There are currently around 4.1 million malware-infected websites in the world.
That’s the conclusion of a new report from certificate lifecycle management (CLM) provider Sectigo, based on an analysis of more than 14 million websites conducted by its website protection and monitoring arm, Site Lock.
Worse still, almost all of these infected websites (93%) are not blacklisted and therefore appear in public search engine listings. The most prevalent malware variants are Filehacker, found on more than a third of infected websites, and Backdoor (31%).
Infecting several million websites is an impressive feat. So how do threat actors go about it?

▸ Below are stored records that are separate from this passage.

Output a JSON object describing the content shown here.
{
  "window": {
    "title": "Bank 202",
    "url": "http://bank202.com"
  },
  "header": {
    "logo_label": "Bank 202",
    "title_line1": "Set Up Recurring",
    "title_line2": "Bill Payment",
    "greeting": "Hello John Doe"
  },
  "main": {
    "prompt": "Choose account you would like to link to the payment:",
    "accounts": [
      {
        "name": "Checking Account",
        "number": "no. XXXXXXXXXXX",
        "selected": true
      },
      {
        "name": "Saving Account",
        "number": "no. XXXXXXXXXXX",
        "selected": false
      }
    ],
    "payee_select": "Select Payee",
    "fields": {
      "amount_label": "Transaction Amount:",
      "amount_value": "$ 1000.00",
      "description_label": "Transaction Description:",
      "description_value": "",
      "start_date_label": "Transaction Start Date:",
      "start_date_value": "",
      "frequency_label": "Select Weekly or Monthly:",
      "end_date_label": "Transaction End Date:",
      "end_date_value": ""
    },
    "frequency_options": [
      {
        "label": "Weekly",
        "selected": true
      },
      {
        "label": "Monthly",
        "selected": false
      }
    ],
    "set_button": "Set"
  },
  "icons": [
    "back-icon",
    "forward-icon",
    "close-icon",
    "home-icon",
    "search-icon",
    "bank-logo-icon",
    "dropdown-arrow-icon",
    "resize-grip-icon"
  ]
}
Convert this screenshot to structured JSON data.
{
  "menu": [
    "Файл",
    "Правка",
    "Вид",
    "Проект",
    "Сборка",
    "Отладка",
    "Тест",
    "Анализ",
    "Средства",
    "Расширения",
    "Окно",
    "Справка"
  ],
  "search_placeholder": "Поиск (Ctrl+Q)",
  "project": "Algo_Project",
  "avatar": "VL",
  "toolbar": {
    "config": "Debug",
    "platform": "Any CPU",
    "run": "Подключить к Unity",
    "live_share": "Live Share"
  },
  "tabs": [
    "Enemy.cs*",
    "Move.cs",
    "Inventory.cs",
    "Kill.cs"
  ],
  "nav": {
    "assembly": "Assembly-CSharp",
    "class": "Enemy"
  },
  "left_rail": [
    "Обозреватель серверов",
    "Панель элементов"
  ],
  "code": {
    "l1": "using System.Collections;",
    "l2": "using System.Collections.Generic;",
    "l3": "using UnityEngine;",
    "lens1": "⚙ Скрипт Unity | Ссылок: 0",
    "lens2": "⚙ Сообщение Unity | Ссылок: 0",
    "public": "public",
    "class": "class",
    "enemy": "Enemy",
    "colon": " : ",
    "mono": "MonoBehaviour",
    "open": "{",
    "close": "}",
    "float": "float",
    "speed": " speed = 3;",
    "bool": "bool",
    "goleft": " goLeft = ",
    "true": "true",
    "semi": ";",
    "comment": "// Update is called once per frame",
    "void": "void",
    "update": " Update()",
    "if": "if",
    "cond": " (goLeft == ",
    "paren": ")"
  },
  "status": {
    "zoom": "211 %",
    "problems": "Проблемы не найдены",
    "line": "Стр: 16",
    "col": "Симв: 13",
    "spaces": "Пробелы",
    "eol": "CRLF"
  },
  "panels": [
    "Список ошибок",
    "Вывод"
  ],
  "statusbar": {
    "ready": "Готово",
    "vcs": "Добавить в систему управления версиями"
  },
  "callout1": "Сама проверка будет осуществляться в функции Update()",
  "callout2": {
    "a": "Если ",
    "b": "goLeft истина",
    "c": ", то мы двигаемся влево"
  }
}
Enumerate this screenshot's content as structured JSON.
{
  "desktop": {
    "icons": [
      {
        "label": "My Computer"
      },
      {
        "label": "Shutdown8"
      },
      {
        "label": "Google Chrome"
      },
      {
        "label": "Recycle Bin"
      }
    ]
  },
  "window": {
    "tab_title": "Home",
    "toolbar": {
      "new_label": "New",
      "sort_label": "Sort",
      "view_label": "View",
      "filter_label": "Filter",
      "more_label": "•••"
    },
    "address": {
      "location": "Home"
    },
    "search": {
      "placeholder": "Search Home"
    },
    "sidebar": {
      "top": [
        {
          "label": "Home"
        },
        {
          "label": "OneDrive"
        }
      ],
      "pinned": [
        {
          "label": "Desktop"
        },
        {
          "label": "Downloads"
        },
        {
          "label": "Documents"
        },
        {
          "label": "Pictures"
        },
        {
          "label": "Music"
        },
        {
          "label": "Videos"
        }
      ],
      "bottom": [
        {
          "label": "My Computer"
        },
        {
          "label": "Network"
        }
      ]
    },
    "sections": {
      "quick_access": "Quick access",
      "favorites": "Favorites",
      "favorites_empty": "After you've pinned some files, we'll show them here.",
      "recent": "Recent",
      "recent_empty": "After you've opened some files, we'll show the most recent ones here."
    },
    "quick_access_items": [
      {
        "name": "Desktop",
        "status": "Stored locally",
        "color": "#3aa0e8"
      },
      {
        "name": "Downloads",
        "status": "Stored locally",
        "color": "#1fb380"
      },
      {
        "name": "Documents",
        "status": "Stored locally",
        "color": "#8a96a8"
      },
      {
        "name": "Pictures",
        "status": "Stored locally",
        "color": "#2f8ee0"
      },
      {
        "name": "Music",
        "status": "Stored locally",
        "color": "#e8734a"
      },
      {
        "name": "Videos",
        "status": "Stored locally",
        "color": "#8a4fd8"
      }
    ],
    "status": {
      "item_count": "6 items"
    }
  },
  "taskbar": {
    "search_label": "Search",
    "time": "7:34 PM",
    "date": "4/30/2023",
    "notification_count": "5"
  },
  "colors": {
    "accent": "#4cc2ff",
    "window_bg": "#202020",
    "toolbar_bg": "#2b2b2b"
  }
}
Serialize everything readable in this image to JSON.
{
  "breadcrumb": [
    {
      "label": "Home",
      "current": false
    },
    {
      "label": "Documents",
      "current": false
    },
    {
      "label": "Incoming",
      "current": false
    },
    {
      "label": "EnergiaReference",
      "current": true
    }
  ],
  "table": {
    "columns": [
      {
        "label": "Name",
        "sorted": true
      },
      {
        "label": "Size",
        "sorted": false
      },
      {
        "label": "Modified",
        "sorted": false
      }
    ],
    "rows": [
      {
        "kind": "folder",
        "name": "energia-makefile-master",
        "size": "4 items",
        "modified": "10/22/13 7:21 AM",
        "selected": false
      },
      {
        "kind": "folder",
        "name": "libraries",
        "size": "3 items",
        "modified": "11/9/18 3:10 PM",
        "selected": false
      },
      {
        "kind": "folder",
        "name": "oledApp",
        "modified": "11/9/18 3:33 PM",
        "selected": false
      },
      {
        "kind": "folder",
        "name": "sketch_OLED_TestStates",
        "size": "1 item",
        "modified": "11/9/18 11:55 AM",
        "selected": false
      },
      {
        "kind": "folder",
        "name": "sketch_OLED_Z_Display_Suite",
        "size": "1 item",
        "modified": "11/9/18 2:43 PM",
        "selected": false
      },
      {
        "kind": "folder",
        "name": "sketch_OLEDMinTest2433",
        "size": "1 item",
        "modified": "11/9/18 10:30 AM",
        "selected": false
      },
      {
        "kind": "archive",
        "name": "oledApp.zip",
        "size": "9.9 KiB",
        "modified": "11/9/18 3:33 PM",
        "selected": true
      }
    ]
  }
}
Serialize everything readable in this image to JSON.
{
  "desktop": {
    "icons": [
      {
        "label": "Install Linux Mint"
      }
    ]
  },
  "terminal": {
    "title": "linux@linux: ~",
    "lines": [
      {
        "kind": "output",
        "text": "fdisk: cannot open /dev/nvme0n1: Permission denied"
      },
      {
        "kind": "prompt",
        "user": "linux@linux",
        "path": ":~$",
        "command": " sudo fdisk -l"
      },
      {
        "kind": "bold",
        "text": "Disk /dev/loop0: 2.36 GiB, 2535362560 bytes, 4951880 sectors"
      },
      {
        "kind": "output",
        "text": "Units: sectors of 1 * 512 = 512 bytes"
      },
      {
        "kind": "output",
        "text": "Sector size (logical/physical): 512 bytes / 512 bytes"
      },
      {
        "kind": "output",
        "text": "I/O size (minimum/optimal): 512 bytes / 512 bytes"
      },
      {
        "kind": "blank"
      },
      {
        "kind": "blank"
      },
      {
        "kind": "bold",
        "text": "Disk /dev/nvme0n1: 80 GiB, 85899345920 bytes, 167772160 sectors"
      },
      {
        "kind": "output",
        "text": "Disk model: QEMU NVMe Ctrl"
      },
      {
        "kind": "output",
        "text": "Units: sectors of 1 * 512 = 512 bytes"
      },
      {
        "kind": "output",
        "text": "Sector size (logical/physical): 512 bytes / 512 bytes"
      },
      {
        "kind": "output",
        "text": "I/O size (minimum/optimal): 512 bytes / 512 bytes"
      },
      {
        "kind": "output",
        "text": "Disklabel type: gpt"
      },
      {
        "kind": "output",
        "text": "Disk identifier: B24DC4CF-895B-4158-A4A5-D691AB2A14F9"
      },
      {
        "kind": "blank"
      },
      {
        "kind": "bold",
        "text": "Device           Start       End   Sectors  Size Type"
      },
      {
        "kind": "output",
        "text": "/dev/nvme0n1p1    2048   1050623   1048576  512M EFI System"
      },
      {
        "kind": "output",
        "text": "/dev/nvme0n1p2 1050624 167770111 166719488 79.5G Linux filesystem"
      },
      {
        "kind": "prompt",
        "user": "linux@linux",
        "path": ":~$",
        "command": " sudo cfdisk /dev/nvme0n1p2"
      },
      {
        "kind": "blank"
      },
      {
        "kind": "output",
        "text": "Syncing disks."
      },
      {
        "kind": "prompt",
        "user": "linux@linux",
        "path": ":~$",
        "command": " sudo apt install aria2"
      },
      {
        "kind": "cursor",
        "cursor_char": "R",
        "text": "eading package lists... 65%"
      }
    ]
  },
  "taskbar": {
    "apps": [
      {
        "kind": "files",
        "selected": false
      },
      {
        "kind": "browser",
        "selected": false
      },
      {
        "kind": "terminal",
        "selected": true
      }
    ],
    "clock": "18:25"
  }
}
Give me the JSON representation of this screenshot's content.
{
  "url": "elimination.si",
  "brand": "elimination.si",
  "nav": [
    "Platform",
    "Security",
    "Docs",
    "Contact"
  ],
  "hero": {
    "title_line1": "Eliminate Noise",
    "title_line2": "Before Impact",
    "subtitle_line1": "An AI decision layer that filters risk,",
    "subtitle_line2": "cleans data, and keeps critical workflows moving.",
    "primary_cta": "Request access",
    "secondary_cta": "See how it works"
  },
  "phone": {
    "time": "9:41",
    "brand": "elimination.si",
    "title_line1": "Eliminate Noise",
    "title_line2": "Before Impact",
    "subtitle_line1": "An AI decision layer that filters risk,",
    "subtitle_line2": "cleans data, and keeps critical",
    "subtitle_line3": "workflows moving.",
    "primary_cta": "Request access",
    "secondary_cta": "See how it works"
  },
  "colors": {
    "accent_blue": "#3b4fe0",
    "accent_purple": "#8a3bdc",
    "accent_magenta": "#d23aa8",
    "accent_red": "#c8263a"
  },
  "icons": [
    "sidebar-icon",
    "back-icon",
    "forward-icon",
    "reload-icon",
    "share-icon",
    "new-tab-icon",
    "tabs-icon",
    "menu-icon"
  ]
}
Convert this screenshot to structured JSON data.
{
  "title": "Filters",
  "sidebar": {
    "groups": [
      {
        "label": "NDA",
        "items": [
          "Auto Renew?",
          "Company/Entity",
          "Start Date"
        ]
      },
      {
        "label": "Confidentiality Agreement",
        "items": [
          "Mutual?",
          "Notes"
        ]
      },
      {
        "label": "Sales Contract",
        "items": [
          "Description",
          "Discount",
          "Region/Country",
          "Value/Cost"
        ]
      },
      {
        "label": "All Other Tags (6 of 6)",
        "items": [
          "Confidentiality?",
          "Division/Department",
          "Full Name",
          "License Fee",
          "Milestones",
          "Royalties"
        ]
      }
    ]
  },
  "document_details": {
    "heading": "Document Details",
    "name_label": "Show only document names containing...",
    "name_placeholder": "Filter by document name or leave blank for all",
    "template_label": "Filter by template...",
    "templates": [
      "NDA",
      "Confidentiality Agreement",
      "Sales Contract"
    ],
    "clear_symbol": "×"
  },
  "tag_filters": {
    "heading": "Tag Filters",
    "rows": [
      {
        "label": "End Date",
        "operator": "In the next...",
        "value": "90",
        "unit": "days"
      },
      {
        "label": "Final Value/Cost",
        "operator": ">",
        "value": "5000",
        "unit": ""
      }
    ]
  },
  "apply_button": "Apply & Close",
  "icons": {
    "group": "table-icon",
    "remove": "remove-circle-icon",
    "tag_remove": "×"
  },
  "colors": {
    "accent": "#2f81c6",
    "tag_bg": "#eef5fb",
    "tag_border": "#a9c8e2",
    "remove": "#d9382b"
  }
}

Sectigo believes that the majority automate their attacks; bots in 2021 accounted for 5.5 times more traffic than humans, or more than 2,300 average weekly bot visits per site. At the same time, the volume of human traffic has decreased.
While not all bot traffic is malicious, the part that is causes a lot of headaches.
“Malicious bots can programmatically visit websites and identify vulnerabilities in code to execute their attacks, such as data theft or malware insertion,” said Jason Soroko, CTO of PKI at Sectigo.
“The public internet is a very dangerous place and is getting worse and worse. Don’t commit the outsider fallacy, SMB websites have enormous value to bad actors because they have customer data and can be used for phishing attacks. It’s not just fraud, either. If websites manage payments, they are also obvious targets. The content management system platforms on which SMBs rely on may not protect against these threats.In fact, they are inherently difficult to secure.
In total, endpoints are attacked 172 times per day, which means they receive eight attacks per minute. Nearly half (48%) of small business website owners believe they are too small to target. At the same time, more than half of them have already been raped.
Given the wide range of threats, businesses need a comprehensive security solution, Sectigo concluded.